▸ **WHAT IS NEEDED**
Here is a set of records. Copy them all exactly.

▸ **INFORMATION SHOWN**
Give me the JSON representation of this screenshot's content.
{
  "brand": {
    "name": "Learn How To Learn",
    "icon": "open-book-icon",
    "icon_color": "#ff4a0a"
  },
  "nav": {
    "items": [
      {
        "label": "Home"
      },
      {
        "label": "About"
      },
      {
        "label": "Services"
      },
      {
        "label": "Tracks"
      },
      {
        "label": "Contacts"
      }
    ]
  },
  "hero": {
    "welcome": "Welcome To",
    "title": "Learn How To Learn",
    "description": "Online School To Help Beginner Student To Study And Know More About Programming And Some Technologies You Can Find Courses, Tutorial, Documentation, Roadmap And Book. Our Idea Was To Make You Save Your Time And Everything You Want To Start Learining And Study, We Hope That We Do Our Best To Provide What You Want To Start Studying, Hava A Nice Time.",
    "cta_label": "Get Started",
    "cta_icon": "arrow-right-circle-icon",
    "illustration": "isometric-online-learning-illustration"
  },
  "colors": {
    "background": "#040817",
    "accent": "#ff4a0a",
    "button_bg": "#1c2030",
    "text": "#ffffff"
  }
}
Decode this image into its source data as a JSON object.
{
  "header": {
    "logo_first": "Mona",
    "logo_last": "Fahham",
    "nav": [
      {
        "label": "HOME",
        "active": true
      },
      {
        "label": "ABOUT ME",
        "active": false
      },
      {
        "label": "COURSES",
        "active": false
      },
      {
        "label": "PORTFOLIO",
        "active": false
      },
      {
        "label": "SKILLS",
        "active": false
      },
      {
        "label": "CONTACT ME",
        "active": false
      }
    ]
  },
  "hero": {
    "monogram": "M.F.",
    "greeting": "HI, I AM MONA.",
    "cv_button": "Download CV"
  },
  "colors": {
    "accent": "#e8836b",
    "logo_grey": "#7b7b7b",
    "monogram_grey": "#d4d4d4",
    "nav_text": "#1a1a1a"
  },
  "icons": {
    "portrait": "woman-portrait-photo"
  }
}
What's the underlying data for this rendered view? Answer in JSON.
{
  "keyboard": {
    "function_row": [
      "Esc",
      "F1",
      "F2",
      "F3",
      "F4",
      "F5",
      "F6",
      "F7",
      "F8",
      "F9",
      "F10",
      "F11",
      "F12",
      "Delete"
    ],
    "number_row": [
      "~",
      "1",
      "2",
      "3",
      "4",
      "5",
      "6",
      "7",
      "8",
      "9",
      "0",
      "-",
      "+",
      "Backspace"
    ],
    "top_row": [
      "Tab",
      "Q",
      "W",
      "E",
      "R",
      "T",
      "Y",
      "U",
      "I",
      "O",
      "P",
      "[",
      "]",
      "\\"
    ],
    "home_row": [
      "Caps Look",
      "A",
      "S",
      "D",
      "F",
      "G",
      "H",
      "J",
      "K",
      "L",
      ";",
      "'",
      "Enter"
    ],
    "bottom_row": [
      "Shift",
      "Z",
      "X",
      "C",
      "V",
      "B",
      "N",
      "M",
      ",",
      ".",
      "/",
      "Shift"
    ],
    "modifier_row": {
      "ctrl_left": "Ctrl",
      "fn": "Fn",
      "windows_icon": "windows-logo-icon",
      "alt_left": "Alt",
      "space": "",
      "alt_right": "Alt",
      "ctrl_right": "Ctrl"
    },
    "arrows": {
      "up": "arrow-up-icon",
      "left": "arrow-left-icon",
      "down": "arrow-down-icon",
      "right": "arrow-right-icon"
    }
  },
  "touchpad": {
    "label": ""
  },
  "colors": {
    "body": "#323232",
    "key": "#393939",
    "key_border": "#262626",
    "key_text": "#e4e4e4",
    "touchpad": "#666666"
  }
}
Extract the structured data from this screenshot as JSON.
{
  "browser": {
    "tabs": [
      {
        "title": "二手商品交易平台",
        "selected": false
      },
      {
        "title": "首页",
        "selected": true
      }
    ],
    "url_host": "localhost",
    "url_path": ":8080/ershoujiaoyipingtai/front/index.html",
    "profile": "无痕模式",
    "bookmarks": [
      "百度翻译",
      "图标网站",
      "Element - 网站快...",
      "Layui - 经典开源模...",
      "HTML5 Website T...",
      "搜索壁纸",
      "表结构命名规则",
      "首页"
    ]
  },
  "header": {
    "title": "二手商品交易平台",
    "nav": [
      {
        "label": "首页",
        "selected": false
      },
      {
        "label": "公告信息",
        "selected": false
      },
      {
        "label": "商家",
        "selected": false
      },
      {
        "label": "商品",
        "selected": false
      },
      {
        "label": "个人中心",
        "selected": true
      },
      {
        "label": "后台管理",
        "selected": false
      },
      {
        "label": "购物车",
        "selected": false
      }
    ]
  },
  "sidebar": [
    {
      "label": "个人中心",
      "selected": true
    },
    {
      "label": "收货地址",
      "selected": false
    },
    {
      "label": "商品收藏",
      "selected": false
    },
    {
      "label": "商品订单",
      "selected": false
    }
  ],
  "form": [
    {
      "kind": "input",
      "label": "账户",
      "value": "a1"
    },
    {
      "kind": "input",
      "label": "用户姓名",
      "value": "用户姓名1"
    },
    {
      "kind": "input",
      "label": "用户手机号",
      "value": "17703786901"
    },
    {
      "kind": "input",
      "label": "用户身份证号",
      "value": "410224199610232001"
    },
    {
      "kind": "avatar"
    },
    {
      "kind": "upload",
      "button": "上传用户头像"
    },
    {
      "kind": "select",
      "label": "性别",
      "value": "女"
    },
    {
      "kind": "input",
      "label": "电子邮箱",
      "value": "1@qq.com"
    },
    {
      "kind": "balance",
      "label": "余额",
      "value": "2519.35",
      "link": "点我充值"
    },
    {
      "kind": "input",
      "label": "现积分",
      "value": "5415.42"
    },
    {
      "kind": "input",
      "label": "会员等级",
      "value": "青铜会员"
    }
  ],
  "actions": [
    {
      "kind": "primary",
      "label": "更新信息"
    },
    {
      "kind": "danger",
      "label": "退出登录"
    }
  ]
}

▸ **RESPONSE TO THE TASK**
Give me the JSON representation of this screenshot's content.
{
  "brand": {
    "name": "Learn How To Learn",
    "icon": "open-book-icon",
    "icon_color": "#ff4a0a"
  },
  "nav": {
    "items": [
      {
        "label": "Home"
      },
      {
        "label": "About"
      },
      {
        "label": "Services"
      },
      {
        "label": "Tracks"
      },
      {
        "label": "Contacts"
      }
    ]
  },
  "hero": {
    "welcome": "Welcome To",
    "title": "Learn How To Learn",
    "description": "Online School To Help Beginner Student To Study And Know More About Programming And Some Technologies You Can Find Courses, Tutorial, Documentation, Roadmap And Book. Our Idea Was To Make You Save Your Time And Everything You Want To Start Learining And Study, We Hope That We Do Our Best To Provide What You Want To Start Studying, Hava A Nice Time.",
    "cta_label": "Get Started",
    "cta_icon": "arrow-right-circle-icon",
    "illustration": "isometric-online-learning-illustration"
  },
  "colors": {
    "background": "#040817",
    "accent": "#ff4a0a",
    "button_bg": "#1c2030",
    "text": "#ffffff"
  }
}
Decode this image into its source data as a JSON object.
{
  "header": {
    "logo_first": "Mona",
    "logo_last": "Fahham",
    "nav": [
      {
        "label": "HOME",
        "active": true
      },
      {
        "label": "ABOUT ME",
        "active": false
      },
      {
        "label": "COURSES",
        "active": false
      },
      {
        "label": "PORTFOLIO",
        "active": false
      },
      {
        "label": "SKILLS",
        "active": false
      },
      {
        "label": "CONTACT ME",
        "active": false
      }
    ]
  },
  "hero": {
    "monogram": "M.F.",
    "greeting": "HI, I AM MONA.",
    "cv_button": "Download CV"
  },
  "colors": {
    "accent": "#e8836b",
    "logo_grey": "#7b7b7b",
    "monogram_grey": "#d4d4d4",
    "nav_text": "#1a1a1a"
  },
  "icons": {
    "portrait": "woman-portrait-photo"
  }
}
What's the underlying data for this rendered view? Answer in JSON.
{
  "keyboard": {
    "function_row": [
      "Esc",
      "F1",
      "F2",
      "F3",
      "F4",
      "F5",
      "F6",
      "F7",
      "F8",
      "F9",
      "F10",
      "F11",
      "F12",
      "Delete"
    ],
    "number_row": [
      "~",
      "1",
      "2",
      "3",
      "4",
      "5",
      "6",
      "7",
      "8",
      "9",
      "0",
      "-",
      "+",
      "Backspace"
    ],
    "top_row": [
      "Tab",
      "Q",
      "W",
      "E",
      "R",
      "T",
      "Y",
      "U",
      "I",
      "O",
      "P",
      "[",
      "]",
      "\\"
    ],
    "home_row": [
      "Caps Look",
      "A",
      "S",
      "D",
      "F",
      "G",
      "H",
      "J",
      "K",
      "L",
      ";",
      "'",
      "Enter"
    ],
    "bottom_row": [
      "Shift",
      "Z",
      "X",
      "C",
      "V",
      "B",
      "N",
      "M",
      ",",
      ".",
      "/",
      "Shift"
    ],
    "modifier_row": {
      "ctrl_left": "Ctrl",
      "fn": "Fn",
      "windows_icon": "windows-logo-icon",
      "alt_left": "Alt",
      "space": "",
      "alt_right": "Alt",
      "ctrl_right": "Ctrl"
    },
    "arrows": {
      "up": "arrow-up-icon",
      "left": "arrow-left-icon",
      "down": "arrow-down-icon",
      "right": "arrow-right-icon"
    }
  },
  "touchpad": {
    "label": ""
  },
  "colors": {
    "body": "#323232",
    "key": "#393939",
    "key_border": "#262626",
    "key_text": "#e4e4e4",
    "touchpad": "#666666"
  }
}
Extract the structured data from this screenshot as JSON.
{
  "browser": {
    "tabs": [
      {
        "title": "二手商品交易平台",
        "selected": false
      },
      {
        "title": "首页",
        "selected": true
      }
    ],
    "url_host": "localhost",
    "url_path": ":8080/ershoujiaoyipingtai/front/index.html",
    "profile": "无痕模式",
    "bookmarks": [
      "百度翻译",
      "图标网站",
      "Element - 网站快...",
      "Layui - 经典开源模...",
      "HTML5 Website T...",
      "搜索壁纸",
      "表结构命名规则",
      "首页"
    ]
  },
  "header": {
    "title": "二手商品交易平台",
    "nav": [
      {
        "label": "首页",
        "selected": false
      },
      {
        "label": "公告信息",
        "selected": false
      },
      {
        "label": "商家",
        "selected": false
      },
      {
        "label": "商品",
        "selected": false
      },
      {
        "label": "个人中心",
        "selected": true
      },
      {
        "label": "后台管理",
        "selected": false
      },
      {
        "label": "购物车",
        "selected": false
      }
    ]
  },
  "sidebar": [
    {
      "label": "个人中心",
      "selected": true
    },
    {
      "label": "收货地址",
      "selected": false
    },
    {
      "label": "商品收藏",
      "selected": false
    },
    {
      "label": "商品订单",
      "selected": false
    }
  ],
  "form": [
    {
      "kind": "input",
      "label": "账户",
      "value": "a1"
    },
    {
      "kind": "input",
      "label": "用户姓名",
      "value": "用户姓名1"
    },
    {
      "kind": "input",
      "label": "用户手机号",
      "value": "17703786901"
    },
    {
      "kind": "input",
      "label": "用户身份证号",
      "value": "410224199610232001"
    },
    {
      "kind": "avatar"
    },
    {
      "kind": "upload",
      "button": "上传用户头像"
    },
    {
      "kind": "select",
      "label": "性别",
      "value": "女"
    },
    {
      "kind": "input",
      "label": "电子邮箱",
      "value": "1@qq.com"
    },
    {
      "kind": "balance",
      "label": "余额",
      "value": "2519.35",
      "link": "点我充值"
    },
    {
      "kind": "input",
      "label": "现积分",
      "value": "5415.42"
    },
    {
      "kind": "input",
      "label": "会员等级",
      "value": "青铜会员"
    }
  ],
  "actions": [
    {
      "kind": "primary",
      "label": "更新信息"
    },
    {
      "kind": "danger",
      "label": "退出登录"
    }
  ]
}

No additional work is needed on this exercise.